Start of Data extract

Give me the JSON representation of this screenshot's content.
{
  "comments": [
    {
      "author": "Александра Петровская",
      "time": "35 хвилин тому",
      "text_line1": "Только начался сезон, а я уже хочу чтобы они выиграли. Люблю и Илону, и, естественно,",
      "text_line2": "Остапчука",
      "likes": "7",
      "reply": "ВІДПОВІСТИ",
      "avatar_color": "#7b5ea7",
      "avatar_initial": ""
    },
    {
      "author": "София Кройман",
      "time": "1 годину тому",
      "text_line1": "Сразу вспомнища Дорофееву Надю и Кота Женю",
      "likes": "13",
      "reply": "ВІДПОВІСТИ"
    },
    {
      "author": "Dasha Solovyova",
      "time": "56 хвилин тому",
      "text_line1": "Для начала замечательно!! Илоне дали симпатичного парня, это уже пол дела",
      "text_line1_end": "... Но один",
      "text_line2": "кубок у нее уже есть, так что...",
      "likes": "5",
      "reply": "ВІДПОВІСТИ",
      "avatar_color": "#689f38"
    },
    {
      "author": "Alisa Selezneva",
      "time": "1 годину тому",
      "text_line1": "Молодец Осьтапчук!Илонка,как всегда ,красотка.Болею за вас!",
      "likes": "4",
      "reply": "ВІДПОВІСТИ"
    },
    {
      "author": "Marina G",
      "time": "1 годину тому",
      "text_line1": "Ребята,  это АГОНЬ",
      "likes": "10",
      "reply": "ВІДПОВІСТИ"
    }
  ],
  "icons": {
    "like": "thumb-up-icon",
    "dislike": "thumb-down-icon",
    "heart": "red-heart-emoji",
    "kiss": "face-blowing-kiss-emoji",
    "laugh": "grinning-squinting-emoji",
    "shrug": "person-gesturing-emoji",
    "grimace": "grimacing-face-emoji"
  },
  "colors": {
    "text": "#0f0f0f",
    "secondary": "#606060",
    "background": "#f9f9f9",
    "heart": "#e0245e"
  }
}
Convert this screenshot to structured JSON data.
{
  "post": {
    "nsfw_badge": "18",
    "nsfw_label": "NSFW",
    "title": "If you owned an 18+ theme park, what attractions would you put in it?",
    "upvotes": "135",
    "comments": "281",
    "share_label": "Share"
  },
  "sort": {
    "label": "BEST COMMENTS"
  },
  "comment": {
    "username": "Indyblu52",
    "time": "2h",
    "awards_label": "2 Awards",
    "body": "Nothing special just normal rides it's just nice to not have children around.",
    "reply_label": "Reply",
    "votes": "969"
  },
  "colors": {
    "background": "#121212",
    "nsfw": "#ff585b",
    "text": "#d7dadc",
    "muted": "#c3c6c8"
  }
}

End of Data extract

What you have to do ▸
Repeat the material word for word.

Reply ▸
Give me the JSON representation of this screenshot's content.
{
  "comments": [
    {
      "author": "Александра Петровская",
      "time": "35 хвилин тому",
      "text_line1": "Только начался сезон, а я уже хочу чтобы они выиграли. Люблю и Илону, и, естественно,",
      "text_line2": "Остапчука",
      "likes": "7",
      "reply": "ВІДПОВІСТИ",
      "avatar_color": "#7b5ea7",
      "avatar_initial": ""
    },
    {
      "author": "София Кройман",
      "time": "1 годину тому",
      "text_line1": "Сразу вспомнища Дорофееву Надю и Кота Женю",
      "likes": "13",
      "reply": "ВІДПОВІСТИ"
    },
    {
      "author": "Dasha Solovyova",
      "time": "56 хвилин тому",
      "text_line1": "Для начала замечательно!! Илоне дали симпатичного парня, это уже пол дела",
      "text_line1_end": "... Но один",
      "text_line2": "кубок у нее уже есть, так что...",
      "likes": "5",
      "reply": "ВІДПОВІСТИ",
      "avatar_color": "#689f38"
    },
    {
      "author": "Alisa Selezneva",
      "time": "1 годину тому",
      "text_line1": "Молодец Осьтапчук!Илонка,как всегда ,красотка.Болею за вас!",
      "likes": "4",
      "reply": "ВІДПОВІСТИ"
    },
    {
      "author": "Marina G",
      "time": "1 годину тому",
      "text_line1": "Ребята,  это АГОНЬ",
      "likes": "10",
      "reply": "ВІДПОВІСТИ"
    }
  ],
  "icons": {
    "like": "thumb-up-icon",
    "dislike": "thumb-down-icon",
    "heart": "red-heart-emoji",
    "kiss": "face-blowing-kiss-emoji",
    "laugh": "grinning-squinting-emoji",
    "shrug": "person-gesturing-emoji",
    "grimace": "grimacing-face-emoji"
  },
  "colors": {
    "text": "#0f0f0f",
    "secondary": "#606060",
    "background": "#f9f9f9",
    "heart": "#e0245e"
  }
}
Convert this screenshot to structured JSON data.
{
  "post": {
    "nsfw_badge": "18",
    "nsfw_label": "NSFW",
    "title": "If you owned an 18+ theme park, what attractions would you put in it?",
    "upvotes": "135",
    "comments": "281",
    "share_label": "Share"
  },
  "sort": {
    "label": "BEST COMMENTS"
  },
  "comment": {
    "username": "Indyblu52",
    "time": "2h",
    "awards_label": "2 Awards",
    "body": "Nothing special just normal rides it's just nice to not have children around.",
    "reply_label": "Reply",
    "votes": "969"
  },
  "colors": {
    "background": "#121212",
    "nsfw": "#ff585b",
    "text": "#d7dadc",
    "muted": "#c3c6c8"
  }
}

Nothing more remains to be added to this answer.